A: References to Camptonville in the Santa Ana Register, in the early 1900s, referred to it as “above Orange County Park” (now called Irvine Regional Park) and “across the creek” from the main portion of the park. The description of Camptonville you found on OC Parks website is drawn largely from Don Meadows’ book, Historic Place Names in Orange County:
“…A favorite camping spot in Orange County Park… was on the left side of the road soon after it crossed the Santiago Creek for the first time. There was always water in the creek, and the sycamores and oaks were festooned with wild grapevines, and the road meandered through a shady tunnel of vegetation. The camping place, dubbed Camptonville, was as well known in the county as any town or village. Camping there was prohibited after 1917.”Historian Jim Sleeper, who wrote the definitive book on Irvine Park, Bears to Briquets, wrote about the campsite as it was around 1903: “A settlement of squatters, (known as ‘Camptonville’) had sprung up on the north side of the creek.”

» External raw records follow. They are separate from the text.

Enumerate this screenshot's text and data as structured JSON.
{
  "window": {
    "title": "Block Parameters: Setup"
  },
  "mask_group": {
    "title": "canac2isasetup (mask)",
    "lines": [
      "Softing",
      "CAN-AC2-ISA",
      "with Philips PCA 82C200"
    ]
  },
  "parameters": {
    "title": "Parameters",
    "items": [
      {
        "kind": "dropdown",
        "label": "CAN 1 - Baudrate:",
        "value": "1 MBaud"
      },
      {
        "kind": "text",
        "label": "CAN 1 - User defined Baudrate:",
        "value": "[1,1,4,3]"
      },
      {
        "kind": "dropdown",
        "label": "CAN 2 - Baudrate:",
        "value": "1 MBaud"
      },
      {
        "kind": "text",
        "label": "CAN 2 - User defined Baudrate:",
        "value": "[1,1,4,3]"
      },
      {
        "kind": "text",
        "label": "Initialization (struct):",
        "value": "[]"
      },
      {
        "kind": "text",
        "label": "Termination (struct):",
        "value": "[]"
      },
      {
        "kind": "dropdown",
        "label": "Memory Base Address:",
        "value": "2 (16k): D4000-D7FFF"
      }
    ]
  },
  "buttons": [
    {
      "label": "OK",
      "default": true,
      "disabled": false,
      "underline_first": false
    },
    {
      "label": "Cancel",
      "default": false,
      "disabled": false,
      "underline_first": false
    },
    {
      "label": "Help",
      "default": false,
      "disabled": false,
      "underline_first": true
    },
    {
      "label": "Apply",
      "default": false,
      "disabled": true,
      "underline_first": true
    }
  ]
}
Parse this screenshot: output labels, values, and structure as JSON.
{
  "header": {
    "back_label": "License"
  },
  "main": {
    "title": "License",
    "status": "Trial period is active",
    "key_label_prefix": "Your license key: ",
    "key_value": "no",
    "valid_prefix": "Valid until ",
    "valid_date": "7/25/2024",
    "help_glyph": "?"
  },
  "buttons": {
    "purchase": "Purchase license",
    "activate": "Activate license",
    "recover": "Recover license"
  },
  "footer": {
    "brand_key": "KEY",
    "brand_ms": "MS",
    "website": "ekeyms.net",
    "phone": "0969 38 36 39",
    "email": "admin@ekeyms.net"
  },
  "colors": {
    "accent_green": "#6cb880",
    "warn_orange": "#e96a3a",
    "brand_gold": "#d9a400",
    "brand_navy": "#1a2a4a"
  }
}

If this makes the place sound a little sketchier than the average family campground, you’d be right. It seems Camptonville’s reputation vacillated wildly over the years and the various shifts in the economy.
By 1910 the spot had gained favor as a legitimate place for families to camp. In the 1911 edition of his History of Orange County, California, Sam Armor wrote that these “camping grounds are generally occupied by a few families or congenial friends in vacation time only.”
But by 1917 the problem with “permanent campers” had reached the point where camping at Camptonville was banned. That seemed to turn things around, for a while.
In the Summer of 1919, when twelve concrete and rock fireplaces were installed for picnickers at the park, two were built at Camptonville, which was again a popular place to spend a relaxing day.
When the Great Depression hit, the north shore of the creek again filled with squatters. Sleeper notes that, “Unlike the canvas palaces of the old Camptonville days, these makeshift tar paper shacks were not for recreation, but shelters for the truly dispossessed. Spawned by the Depression, they ended with it. Henceforth, ‘permanent camping’ was no longer permitted” anywhere within the park.
Today, the north side of the creek still holds a special appeal to those who enjoy the back country. Less developed and framed by rugged bluffs, it retains an air of adventure that has been somewhat diminished in the more combed-and-curried parts of the park.
The old Camptonville site has most assuredly been heavily eroded by the many floods that have scoured the banks of Santiago Creek over the past century. So don’t expect to find any remains if you visit.